We have given a picture of Snooks before the peace commissioners at Fortress Monroe. We are happy to learn that the prescriptions of the Federal physicians on that occasion have had the happiest effect on his heart and liver. He has provided himself with weapons of war, and determined that if his goods and chattels are, in reality, to be confiscated, and his neck to be untimeously broken, he will know the reason why.

Creative Commons License
This work is licensed under a Creative Commons Attribution-ShareAlike 3.0 United States License.

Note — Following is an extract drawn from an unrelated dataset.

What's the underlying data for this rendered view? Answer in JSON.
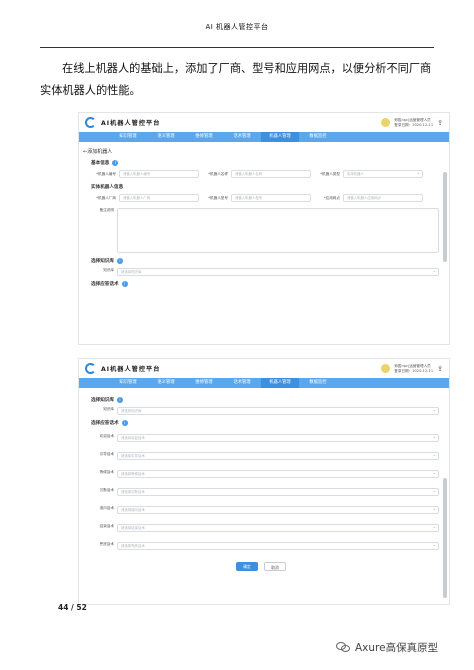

An XML version of this text is available for download, with the additional restriction that you offer Perseus any modifications you make. Perseus provides credit for all accepted changes, storing new additions in a versioning system.

hide Places (automatically extracted)

View a map of the most frequently mentioned places in this document.

Sort places alphabetically, as they appear on the page, by frequency
Click on a place to search for it in this document.
Mexico (Mexico, Mexico) (1)
Fortress Monroe (Virginia, United States) (1)
China (China) (1)
Atlanta (Georgia, United States) (1)

Download Pleiades ancient places geospacial dataset for this text.

hide People (automatically extracted)
Sort people alphabetically, as they appear on the page, by frequency
Click on a person to search for him/her in this document.
Snooks (16)
R. E. Lee (2)
Sidney Smith (1)
McClellan (1)
Maximilian (1)
Lincoln (1)
Johnston (1)
Jackson (1)
Grant (1)
Yankee Doodle (1)
Cromwell (1)
hide Display Preferences
Greek Display:
Arabic Display:
View by Default:
Browse Bar: